     Evans began his career in chess journalism during the 1960s, helping to found the American Chess Quarterly and was an editor of Chess Digest during the 1960s and 1970s. For over thirty years, until 2006, he wrote a very popular question-and-answer column for Chess Life. He also wrote Evans on Chess which appeared in more than fifty separate newspapers throughout the United States. Evans also contributed a large amount of material to the Chessmaster computer game. He was inducted into the U.S. Chess Hall of Fame in 1994. Many of Evans’ book received wide acclaim, but chess journalist, Edward Winter found and published many errors contained in his writings.
     On Monday, November 15, 2010, at approximately 3 p.m. Evans died at Washoe Hospital in Reno, Nevada, from complications following a gall bladder operation.
Washoe Hospital

Saturday, May 3, 2014

My Blitz Engine Test Tournament and Gull 3

     While it can hardly be considered scientific, I recently held a small engine tournament at 6 minutes per game between my most used engines and was surprised at the results.

     I don’t know much about Gull 3 x64, released April 17, 2014, but decided to try it out in a match against the winner of the tournament. Gull only runs on 2 CPU’s so my match pairing it against Critter running on 4 CPU’s is not fair, but still the final result was surprising in that Gull won +2 -1 =7.
     On a more reliable level chessengines blog shows the following results: Houdini 4 wins 3 Super League Season 5/2014 - Jurek Chess Engines Rating 2014.04.21_JCER_Season5_SuperLeague

Gull 3 can be downloaded at Sourceforge.

Friday, May 2, 2014

Two Queens Weren’t Enough

This game is just weird! As Tartakower described it, “…White, after winning a Q for a R, cannot prevent subsequent losses; later on even with two Q’s against a Black’s four pieces he cannot escape defeat.” The game is not perfect. In fact it is chocked full of errors, but they just make the game all the more interesting.
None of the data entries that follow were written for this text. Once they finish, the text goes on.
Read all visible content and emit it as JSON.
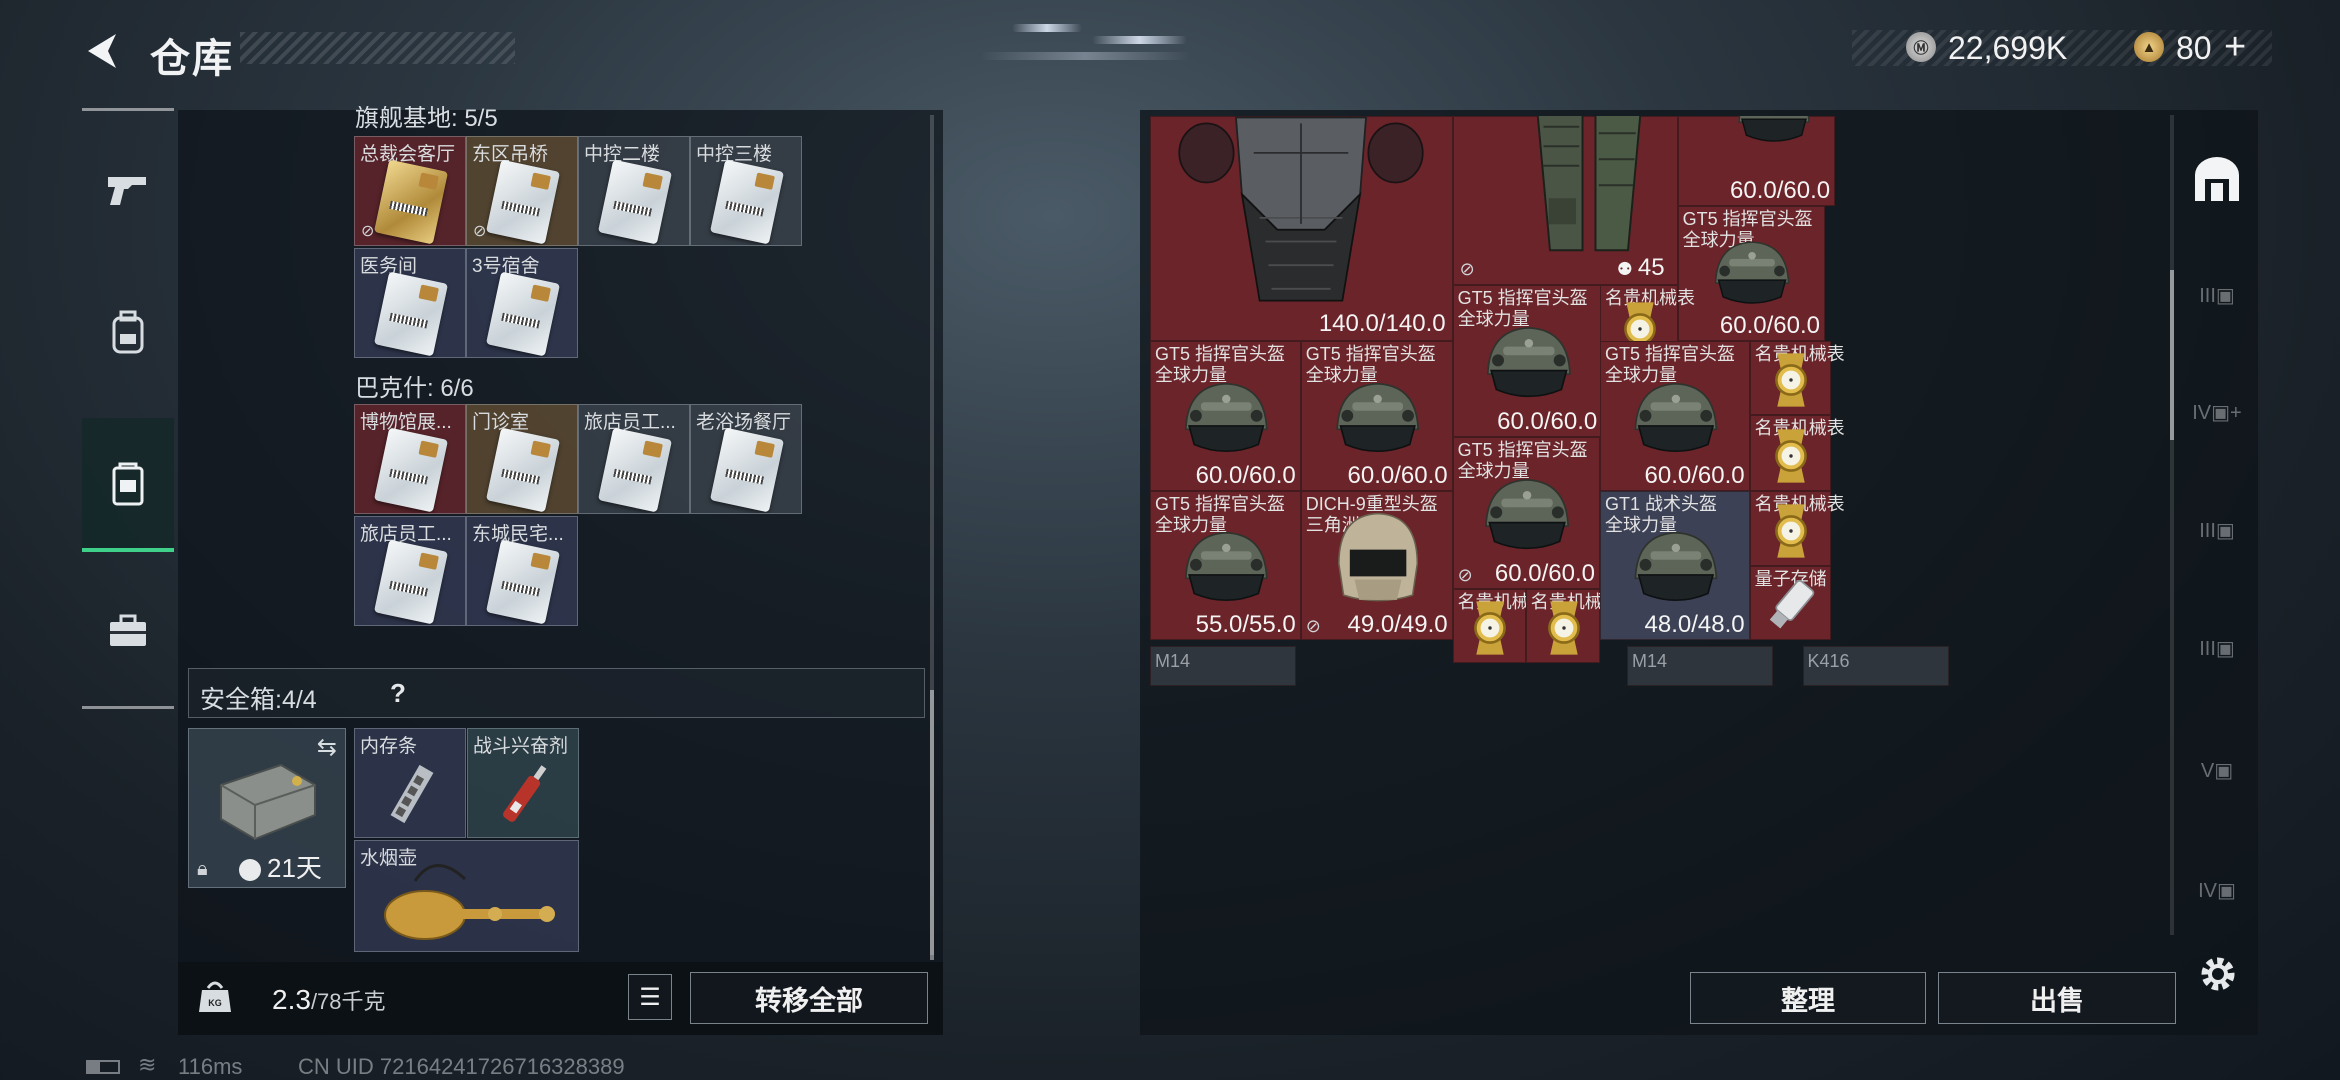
{
  "header": {
    "title": "仓库"
  },
  "currency": {
    "money": "22,699K",
    "tokens": "80"
  },
  "left_panel": {
    "partial_header": "旗舰基地: 5/5",
    "group1_cells": [
      {
        "label": "总裁会客厅",
        "gold": true,
        "bg": "red",
        "locked": true
      },
      {
        "label": "东区吊桥",
        "gold": false,
        "bg": "gold",
        "locked": true
      },
      {
        "label": "中控二楼",
        "gold": false,
        "bg": "gray",
        "locked": false
      },
      {
        "label": "中控三楼",
        "gold": false,
        "bg": "gray",
        "locked": false
      },
      {
        "label": "医务间",
        "gold": false,
        "bg": "blue",
        "locked": false
      },
      {
        "label": "3号宿舍",
        "gold": false,
        "bg": "blue",
        "locked": false
      }
    ],
    "group2_title": "巴克什: 6/6",
    "group2_cells": [
      {
        "label": "博物馆展...",
        "bg": "red"
      },
      {
        "label": "门诊室",
        "bg": "gold"
      },
      {
        "label": "旅店员工...",
        "bg": "gray"
      },
      {
        "label": "老浴场餐厅",
        "bg": "gray"
      },
      {
        "label": "旅店员工...",
        "bg": "blue"
      },
      {
        "label": "东城民宅...",
        "bg": "blue"
      }
    ],
    "safe_box": {
      "title": "安全箱:",
      "count": "4/4",
      "help": "?",
      "days": "21天",
      "items": [
        {
          "label": "内存条"
        },
        {
          "label": "战斗兴奋剂"
        },
        {
          "label": "水烟壶"
        }
      ]
    },
    "weight": {
      "current": "2.3",
      "max": "/78千克"
    },
    "transfer_all": "转移全部"
  },
  "right_panel": {
    "armor1_dur": "140.0/140.0",
    "vest_count": "45",
    "top_right_dur": "60.0/60.0",
    "items": [
      {
        "name": "GT5 指挥官头盔",
        "sub": "全球力量",
        "dur": "60.0/60.0"
      },
      {
        "name": "GT5 指挥官头盔",
        "sub": "全球力量",
        "dur": "60.0/60.0"
      },
      {
        "name": "名贵机械表",
        "sub": "",
        "dur": ""
      },
      {
        "name": "GT5 指挥官头盔",
        "sub": "全球力量",
        "dur": "60.0/60.0"
      },
      {
        "name": "GT5 指挥官头盔",
        "sub": "全球力量",
        "dur": "60.0/60.0"
      },
      {
        "name": "GT5 指挥官头盔",
        "sub": "全球力量",
        "dur": "60.0/60.0"
      },
      {
        "name": "名贵机械表",
        "sub": "",
        "dur": ""
      },
      {
        "name": "GT5 指挥官头盔",
        "sub": "全球力量",
        "dur": "60.0/60.0"
      },
      {
        "name": "名贵机械表",
        "sub": "",
        "dur": ""
      },
      {
        "name": "GT5 指挥官头盔",
        "sub": "全球力量",
        "dur": "55.0/55.0"
      },
      {
        "name": "DICH-9重型头盔",
        "sub": "三角洲",
        "dur": "49.0/49.0"
      },
      {
        "name": "名贵机械表",
        "sub": "",
        "dur": ""
      },
      {
        "name": "名贵机械表",
        "sub": "",
        "dur": ""
      },
      {
        "name": "GT1 战术头盔",
        "sub": "全球力量",
        "dur": "48.0/48.0"
      },
      {
        "name": "名贵机械表",
        "sub": "",
        "dur": ""
      },
      {
        "name": "量子存储",
        "sub": "",
        "dur": ""
      }
    ],
    "next_row": [
      "M14",
      "M14",
      "K416"
    ],
    "sort_label": "整理",
    "sell_label": "出售"
  },
  "status": {
    "ping": "116ms",
    "uid": "CN UID 7216424172671632​8389"
  }
}
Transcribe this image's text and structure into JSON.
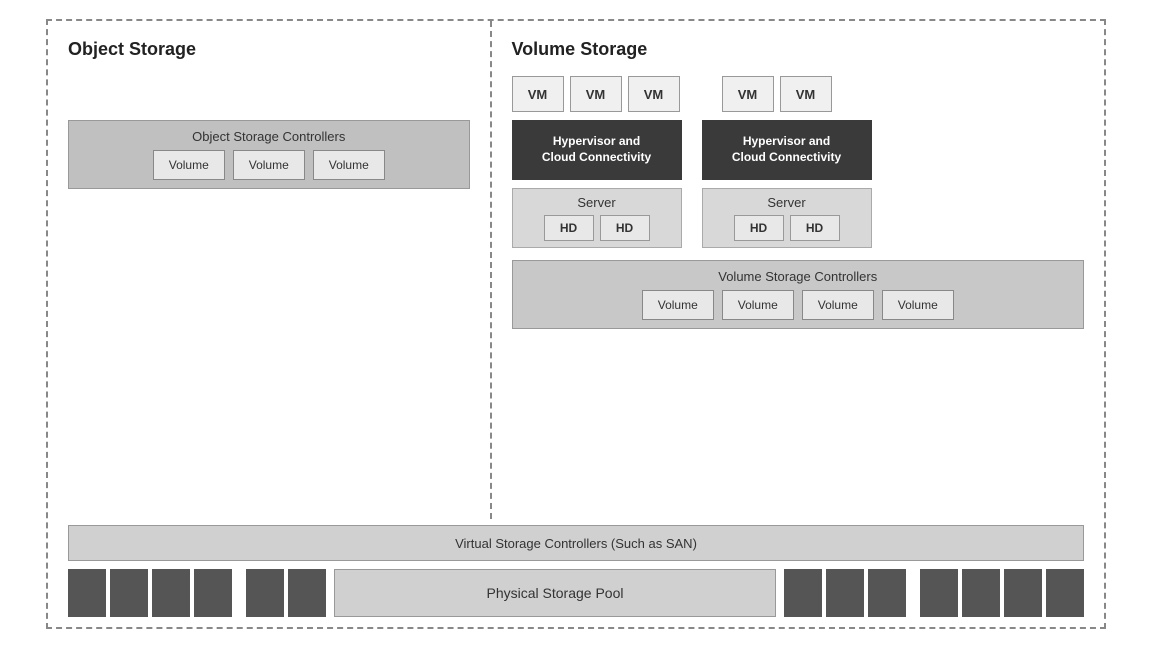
{
  "diagram": {
    "title_object": "Object Storage",
    "title_volume": "Volume Storage",
    "vm_label": "VM",
    "hd_label": "HD",
    "volume_label": "Volume",
    "hypervisor_label": "Hypervisor and\nCloud Connectivity",
    "server_label": "Server",
    "obj_controllers_title": "Object Storage Controllers",
    "vol_controllers_title": "Volume Storage Controllers",
    "virtual_controllers_label": "Virtual Storage Controllers (Such as SAN)",
    "physical_pool_label": "Physical Storage Pool",
    "vm_groups": [
      {
        "vms": [
          "VM",
          "VM",
          "VM"
        ]
      },
      {
        "vms": [
          "VM",
          "VM"
        ]
      }
    ],
    "hd_groups": [
      {
        "hds": [
          "HD",
          "HD"
        ]
      },
      {
        "hds": [
          "HD",
          "HD"
        ]
      }
    ],
    "obj_volumes": [
      "Volume",
      "Volume",
      "Volume"
    ],
    "vol_volumes": [
      "Volume",
      "Volume",
      "Volume",
      "Volume"
    ]
  }
}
And, we shouldn’t be too hard on the players because sitting at home going over it with Houdini is a whole lot easier sitting at the board and trying to figure things out.